Surely, there are many tempting brunch deals to be had in the boundless food Mecca of New York City, especially these days, but that’s another post. I’ve been spending these early spring Sundays brunching in. Well, not “in” exactly. I take brunch on my deck, surrounded by my recently planted flower, herb, and vegetable garden, and a wild grapevine that has aggressively wrapped itself around the perimeter and is threatening to take over my entire outdoor space with its many shoots and tendrils and flowering buds.

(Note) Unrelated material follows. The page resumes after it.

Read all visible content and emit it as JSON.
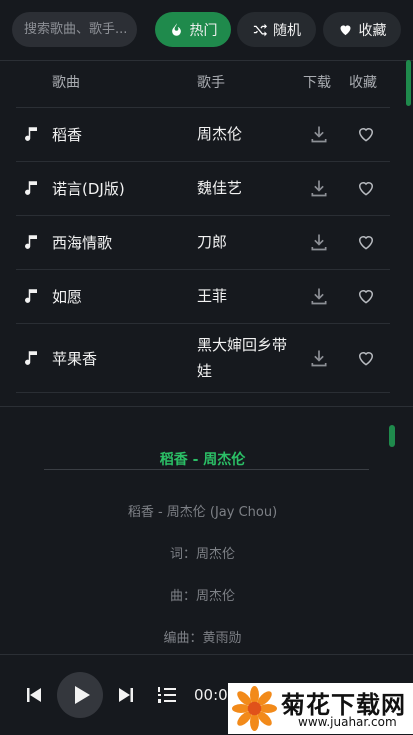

No matter how simple or elaborate a brunch I prepare, the one thing I always include is some kind of fresh-baked scone. I love scones! And I know there are many crumbly, delicious scones – both sweet and savory – to be had in New York City. I especially like the ones at Once Upon a Tart, Tea & Sympathy (which I lovingly refer to as “Tea & Hostility”), and The City Bakery, to name a few. But the Frugaltopian in me suspects that for the same amount of money I’d spend on a single scone, I could bake several – if not a whole batch – in my own kitchen. And you know what? It’s totally easy and it takes only about 20 minutes from start to finish, thus making it a frugal use of my time, too.
Here’s a new riff on a basic scone recipe that I baked this weekend:
Molasses, Brown Sugar & Cinnamon Scones
Makes 8 scones
2 ½ C unbleached flour
1/4 C brown (or cane) sugar
1 T baking powder
1 tsp cinnamon
1/4 t salt
5 T butter, cold & sliced
1/2 C buttermilk, milk, or soymilk
2 T molasses
1 T unbleached flour
3 T brown (or cane) sugar
1 tsp cinnamon
2 T butter, cold, sliced
Preheat oven to 425˚
Combine the dry ingredients for the scones, and then cut the butter into the flour mixture with a pastry cutter until it gets crumby (or better yet, use a food processor – much quicker). Don’t overwork the dough; it’s important for the butter to stay cold until it gets into the oven. Add the egg and liquids. Mix together. Gather dough. Plop 8 scones down on an ungreased cookie sheet and bake for 8 to 10 minutes.
Meanwhile, combine the dry ingredients for the topping and cut the butter in (or pulse all ingredients together in the food processor). After the scones have baked for 8 to 10 minutes, slide the baking sheet out of the oven, gently press down the top of each scone with a tablespoon, and then sprinkle the topping mixture over each scone. (Use good aim and try to keep the topping on the scones because otherwise the sugar/butter mixture will burn quickly on the baking sheet.) Slide the scones back into the oven and bake for another 2 to 5 minutes, until you can stick a toothpick into a scone’s center and it comes out clean.
Note: If you can’t finish a whole batch yourself, you can freeze your leftover baked scones and heat them up for breakfast or teatime later.
Summer Dessert Tip: You can also use these scones (with or without the topping) in place of biscuits in a simple strawberry shortcake. Mmm!